  • Traditional Methods  Water harvesting and rainfall. Today 80% of crop production worldwide relies on rainfall.  Meso-American farms are often looked upon as proof of past functioning sustainable agricultural systems.  Crop Rotation  Natural Fertilizers  Raised Fields  Terraces  Irrigation Canals  Swamps/Lakes  Home Gardens  Tree Culture
  • Today’s Methods Today, sustainable farming practices commonly include:  crop rotations that mitigate weeds, disease, insect and other pest problems; provide alternative sources of soil nitrogen; reduce soil erosion; and reduce risk of water contamination by agricultural chemicals.  pest control strategies that are not harmful to natural systems or people, which include techniques that reduce the need for pesticides by practices such as scouting, use of resistant cultivars, timing of planting, and biological pest controls.  increased mechanical/biological weed control.  soil and water conservation practices.  strategic use of animal and green manures.  use of natural or synthetic inputs in a way that poses no significant hazard to man, animals, or the environment.
  •  A. Crop rotation keeps the soil healthy.  B. Mixed farms allows the uses of livestock manure.  C. Conserving natural areas protects our environment.  D. Small changes in practices can help, rather than harm, the environment.  E. Grass-fed livestock control weeds without chemicals or mowing.  F. Science can determine the right amount of fertilizers and pesticides.  G. Farming removes nutrients and fertilizers or manures replace them.  H. Farming multiple crops allows farmers to reduce their financial risks by having multiple products to sell.
  • Rules and Regulations  While the goal of sustainable agriculture is similarly defined by numerous organizations, there are no strictly defined rules or regulations for farmers to abide by.  There are standards and certifications for organic farming, which has similarities to sustainable agriculture, but the two not synonymous.
  • Organic vs. Sustainable  Organic farming excludes the use of synthetic inputs, such as synthetic fertilizers, pesticides, herbicides, and GMOs, whereas sustainable agriculture does not.  Sustainability aims to balance between what is taken out of the soil with what is returned to it, without relying on outside inputs. This is not necessarily a concern of organic farming.  Organic farms constitute only a small percent of farms with a minor impact on the environment. Sustainable agriculture aims to make positive changes on all farms.  In the future, large organic farms that rely on machinery and automation, and purchased inputs, will have similar sustainability issues that large conventional farms do today.
  • Politics and Economics: Positive  Economic incentives may be used to encourage the use of more environmentally friendly farming techniques and technologies.  Sustainable practices can save farmers money because of the reduced need to buy pesticides, herbicides, fertilizers, etc.  Sustainable farms tend to have multiple crops leading to both financial security and subsistence for the farmer.  Laws, both local and global, could enforce protective standards.  Education of environmental situations may help farmers to make better choices.
  • Politics and Economics: Negative  Sustainable development is constrained by economic growth.
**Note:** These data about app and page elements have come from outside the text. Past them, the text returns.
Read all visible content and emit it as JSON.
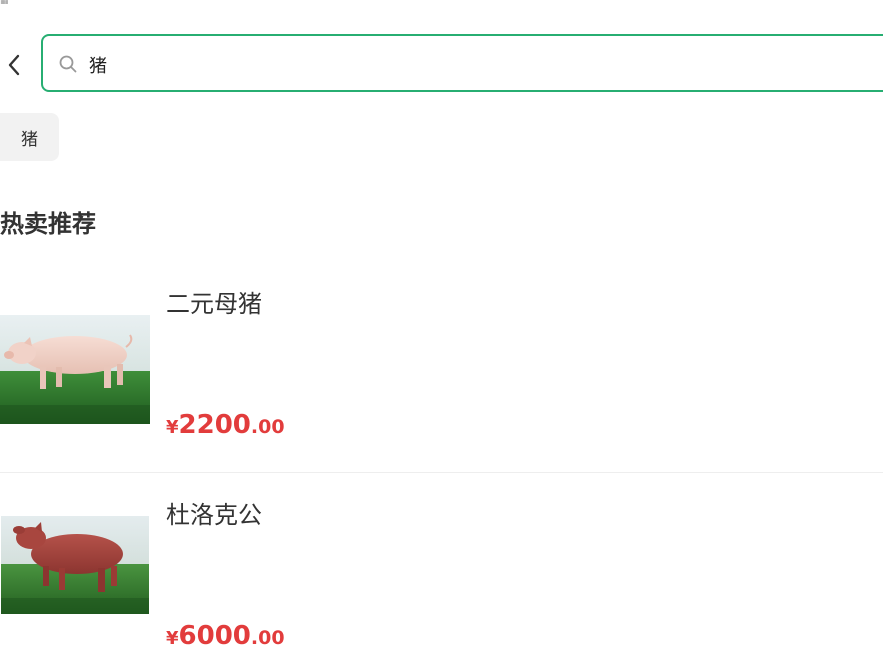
{
  "search": {
    "value": "猪",
    "placeholder": ""
  },
  "history": {
    "items": [
      {
        "label": "猪"
      }
    ]
  },
  "recommend": {
    "title": "热卖推荐",
    "products": [
      {
        "name": "二元母猪",
        "currency": "¥",
        "price_int": "2200",
        "price_dec": ".00",
        "image": "white-pig-on-grass"
      },
      {
        "name": "杜洛克公",
        "currency": "¥",
        "price_int": "6000",
        "price_dec": ".00",
        "image": "red-duroc-pig-on-grass"
      }
    ]
  },
  "colors": {
    "accent": "#27ae72",
    "price": "#e23c3c",
    "chip_bg": "#f2f2f2"
  }
}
The transition from conventional to sustainable farming is usually costly.  Development is viewed as coinciding with consumption.  There are vast international inequalities of resource consumption making it hard for many to farm effectively.  Enforcement of environmental regulations may be blocked by political and/or economic advances.